A new report from the U.S. Census Bureau showed that privately-owned housing starts in September grew at a seasonally adjusted annual rate (SAAR) of 1.127 million units. That was a 4.7 percent decrease from August’s upward-revised print, the third monthly decline in a row, and worse than economists had anticipated. Weakness could be seen in both single-family and multi-family (rental) housing starts last month, and single-family starts fell the most in the southern region of the country (-15.3 percent).

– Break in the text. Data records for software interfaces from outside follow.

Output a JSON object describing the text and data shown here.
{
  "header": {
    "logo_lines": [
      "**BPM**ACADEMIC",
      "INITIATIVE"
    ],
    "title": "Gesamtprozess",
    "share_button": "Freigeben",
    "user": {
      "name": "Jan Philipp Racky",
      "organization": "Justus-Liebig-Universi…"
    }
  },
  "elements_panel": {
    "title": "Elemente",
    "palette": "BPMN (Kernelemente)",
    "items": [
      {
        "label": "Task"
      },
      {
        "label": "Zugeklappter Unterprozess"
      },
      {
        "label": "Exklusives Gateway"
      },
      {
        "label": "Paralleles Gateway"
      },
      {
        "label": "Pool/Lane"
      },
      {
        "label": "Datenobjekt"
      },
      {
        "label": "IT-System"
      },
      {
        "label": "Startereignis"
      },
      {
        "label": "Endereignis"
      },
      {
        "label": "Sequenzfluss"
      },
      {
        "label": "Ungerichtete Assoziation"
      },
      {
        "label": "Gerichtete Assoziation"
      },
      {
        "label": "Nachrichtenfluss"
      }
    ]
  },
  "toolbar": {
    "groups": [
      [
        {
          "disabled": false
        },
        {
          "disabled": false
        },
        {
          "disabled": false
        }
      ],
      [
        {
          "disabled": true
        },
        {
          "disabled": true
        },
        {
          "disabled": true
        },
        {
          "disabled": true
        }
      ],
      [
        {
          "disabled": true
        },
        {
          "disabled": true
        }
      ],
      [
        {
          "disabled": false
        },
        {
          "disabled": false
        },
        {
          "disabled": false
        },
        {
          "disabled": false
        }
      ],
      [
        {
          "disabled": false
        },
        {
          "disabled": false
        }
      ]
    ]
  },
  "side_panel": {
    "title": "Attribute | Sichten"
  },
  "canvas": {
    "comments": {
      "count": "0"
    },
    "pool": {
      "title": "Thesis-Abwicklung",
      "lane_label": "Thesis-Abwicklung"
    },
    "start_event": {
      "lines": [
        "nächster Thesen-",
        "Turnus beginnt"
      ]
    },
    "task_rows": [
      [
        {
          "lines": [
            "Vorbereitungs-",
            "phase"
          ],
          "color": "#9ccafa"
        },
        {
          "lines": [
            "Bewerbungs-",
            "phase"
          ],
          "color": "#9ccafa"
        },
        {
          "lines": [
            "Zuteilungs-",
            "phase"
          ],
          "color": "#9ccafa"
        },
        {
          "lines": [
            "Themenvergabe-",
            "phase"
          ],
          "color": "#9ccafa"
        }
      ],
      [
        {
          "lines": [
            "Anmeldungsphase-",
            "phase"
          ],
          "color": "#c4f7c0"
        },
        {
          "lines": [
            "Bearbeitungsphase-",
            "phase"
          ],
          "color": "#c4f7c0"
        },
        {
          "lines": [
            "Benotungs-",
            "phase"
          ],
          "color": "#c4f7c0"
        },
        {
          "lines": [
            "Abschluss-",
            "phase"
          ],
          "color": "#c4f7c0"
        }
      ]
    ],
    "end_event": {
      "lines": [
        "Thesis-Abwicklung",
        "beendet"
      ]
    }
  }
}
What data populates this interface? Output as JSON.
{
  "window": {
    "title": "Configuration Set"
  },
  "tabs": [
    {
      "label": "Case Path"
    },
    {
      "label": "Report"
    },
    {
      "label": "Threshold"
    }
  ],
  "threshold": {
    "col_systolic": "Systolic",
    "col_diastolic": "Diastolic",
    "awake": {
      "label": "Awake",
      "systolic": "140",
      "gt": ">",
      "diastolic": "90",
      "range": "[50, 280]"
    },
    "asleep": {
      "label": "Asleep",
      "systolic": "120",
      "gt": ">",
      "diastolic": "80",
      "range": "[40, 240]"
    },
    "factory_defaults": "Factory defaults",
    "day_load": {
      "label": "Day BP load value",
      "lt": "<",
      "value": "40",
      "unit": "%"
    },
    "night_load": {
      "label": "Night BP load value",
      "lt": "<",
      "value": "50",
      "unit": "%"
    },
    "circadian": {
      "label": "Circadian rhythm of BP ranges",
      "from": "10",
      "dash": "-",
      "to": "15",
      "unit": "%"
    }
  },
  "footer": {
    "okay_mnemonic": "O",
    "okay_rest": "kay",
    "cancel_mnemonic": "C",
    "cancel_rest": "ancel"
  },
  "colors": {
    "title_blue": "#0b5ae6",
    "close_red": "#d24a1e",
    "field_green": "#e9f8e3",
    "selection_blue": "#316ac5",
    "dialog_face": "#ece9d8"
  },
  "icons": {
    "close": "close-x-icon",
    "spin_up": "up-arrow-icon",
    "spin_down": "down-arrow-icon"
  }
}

All of this suggests that hurricanes Harvey and Irma provided a major headwind for the U.S. housing market in September. Looking ahead, though, new data from the National Association of Home Builders (NAHB) showed that homebuilder confidence has already started to rebound. Specifically, the popular sentiment index jumped this month to its highest reading since May, including solid gains in respondents’ views of sales conditions and prospective buyer traffic. However, NAHB chairman Granger MacDonald cautioned that “builders need to be mindful of long-term repercussions from the storms, such as intensified material price increases and labor shortages.”

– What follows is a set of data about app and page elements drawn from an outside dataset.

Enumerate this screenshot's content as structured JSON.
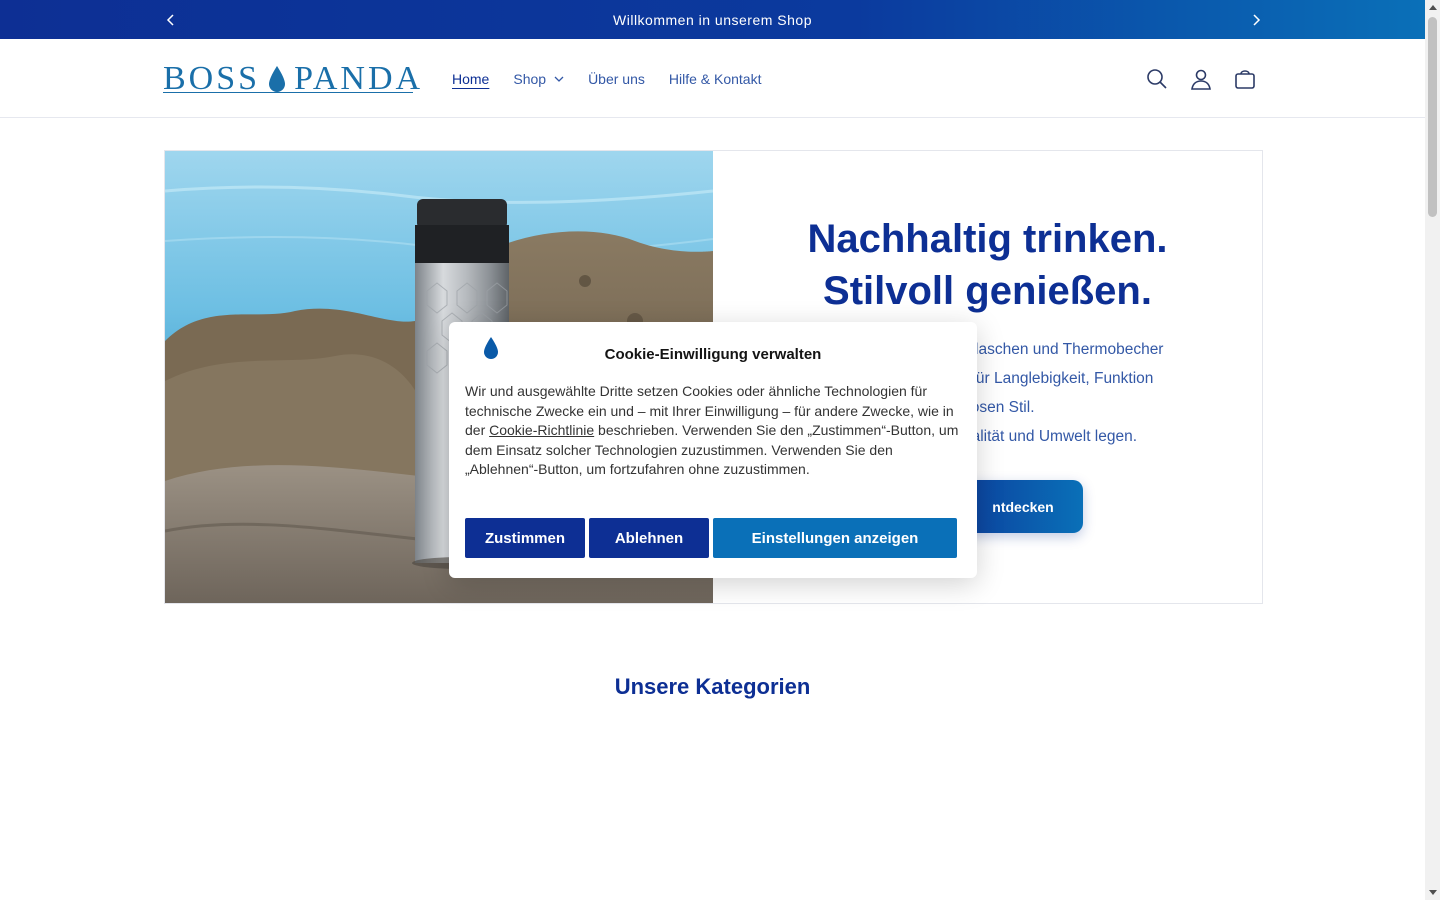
{
  "announcement": {
    "text": "Willkommen in unserem Shop"
  },
  "header": {
    "logo_left": "BOSS",
    "logo_right": "PANDA",
    "nav": [
      {
        "label": "Home",
        "active": true
      },
      {
        "label": "Shop",
        "has_dropdown": true
      },
      {
        "label": "Über uns"
      },
      {
        "label": "Hilfe & Kontakt"
      }
    ],
    "icons": [
      "search-icon",
      "account-icon",
      "cart-icon"
    ]
  },
  "hero": {
    "title_line1": "Nachhaltig trinken.",
    "title_line2": "Stilvoll genießen.",
    "desc_lines": [
      "kflaschen und Thermobecher",
      "t für Langlebigkeit, Funktion",
      "tlosen Stil.",
      "ualität und Umwelt legen."
    ],
    "cta_label": "ntdecken"
  },
  "sections": {
    "categories_title": "Unsere Kategorien"
  },
  "cookie": {
    "title": "Cookie-Einwilligung verwalten",
    "body_before_link": "Wir und ausgewählte Dritte setzen Cookies oder ähnliche Technologien für technische Zwecke ein und – mit Ihrer Einwilligung – für andere Zwecke, wie in der ",
    "link": "Cookie-Richtlinie",
    "body_after_link": " beschrieben. Verwenden Sie den „Zustimmen“-Button, um dem Einsatz solcher Technologien zuzustimmen. Verwenden Sie den „Ablehnen“-Button, um fortzufahren ohne zuzustimmen.",
    "accept_label": "Zustimmen",
    "deny_label": "Ablehnen",
    "settings_label": "Einstellungen anzeigen"
  },
  "colors": {
    "brand": "#0d2f94",
    "accent": "#0a70b8",
    "logo": "#1a6fa9"
  }
}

Sources: Econoday, NAHB, U.S. Census Bureau, FRBSLPost author: Charles Couch